The United Nations Children’s Fund (UNICEF) says there are 78 million children who are exposed to water-related crisis in Nigeria.
In a statement on Monday ahead of the 2023 UN water conference, Jane Bevan, UNICEF chief of water, sanitation and hygiene (WASH), said a new UNICEF report revealed that Nigeria ranked second out of 163 countries exposed to climate and environmental hazards.
Bevan said Nigeria also ranks second out of 163 countries globally with the highest risk of exposure to climate and environmental threats.
She added that groundwater levels are also dropping, requiring some communities to dig wells twice as deep as just a decade ago.
“As world leaders and relevant organisations convene for the UN 2023 water conference, I am calling for urgent action to address the water crisis in Nigeria,” Bevan said.
“78 million children in Nigeria are at the highest risk from a convergence of three water-related threats – inadequate water, sanitation, and hygiene (WASH); related diseases; and climate hazards – according to a new UNICEF analysis.
“In Nigeria, one-third of children do not have access to at least basic water at home, and two-thirds do not have basic sanitation services. Hand hygiene is also limited, with three-quarters of children unable to wash their hands due to lack of water and soap at home.
“Nigeria is one of the 10 countries that carry the heaviest burden of child deaths from diseases caused by inadequate WASH, such as diarrhoeal diseases.
“At the same time, rainfall has become more erratic and intense, leading to floods that contaminate scarce water supplies.
“I believe we need to rapidly scale-up investment in the sector, including from global climate financing, strengthen climate resilience in the WASH sector and communities, increase effective and accountable systems, coordination, and capacities to provide water and sanitation services, and implement the UN-Water SDG6 Global Acceleration Framework.”

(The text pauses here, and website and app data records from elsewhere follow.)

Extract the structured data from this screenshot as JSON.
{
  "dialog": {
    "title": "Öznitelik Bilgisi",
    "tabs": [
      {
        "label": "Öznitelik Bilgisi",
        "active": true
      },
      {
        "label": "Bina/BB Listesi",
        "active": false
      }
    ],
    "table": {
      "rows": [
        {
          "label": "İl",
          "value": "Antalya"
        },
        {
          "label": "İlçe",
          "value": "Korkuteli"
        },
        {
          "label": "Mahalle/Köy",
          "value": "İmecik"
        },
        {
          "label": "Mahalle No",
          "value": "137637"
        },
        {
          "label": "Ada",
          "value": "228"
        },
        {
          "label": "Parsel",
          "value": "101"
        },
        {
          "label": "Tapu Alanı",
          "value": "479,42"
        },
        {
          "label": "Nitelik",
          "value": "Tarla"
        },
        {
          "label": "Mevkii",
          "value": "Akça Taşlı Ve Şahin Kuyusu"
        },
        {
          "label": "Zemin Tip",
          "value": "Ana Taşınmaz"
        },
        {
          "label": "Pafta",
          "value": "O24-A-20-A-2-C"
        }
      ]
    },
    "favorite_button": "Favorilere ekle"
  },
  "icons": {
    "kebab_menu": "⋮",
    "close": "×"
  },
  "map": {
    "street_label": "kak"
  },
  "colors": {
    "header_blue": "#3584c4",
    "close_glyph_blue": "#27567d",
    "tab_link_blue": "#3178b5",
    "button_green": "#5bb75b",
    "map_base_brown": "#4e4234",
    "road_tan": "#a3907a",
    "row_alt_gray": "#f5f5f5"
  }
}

Bevan asked the government to invest in water access in order to protect the children.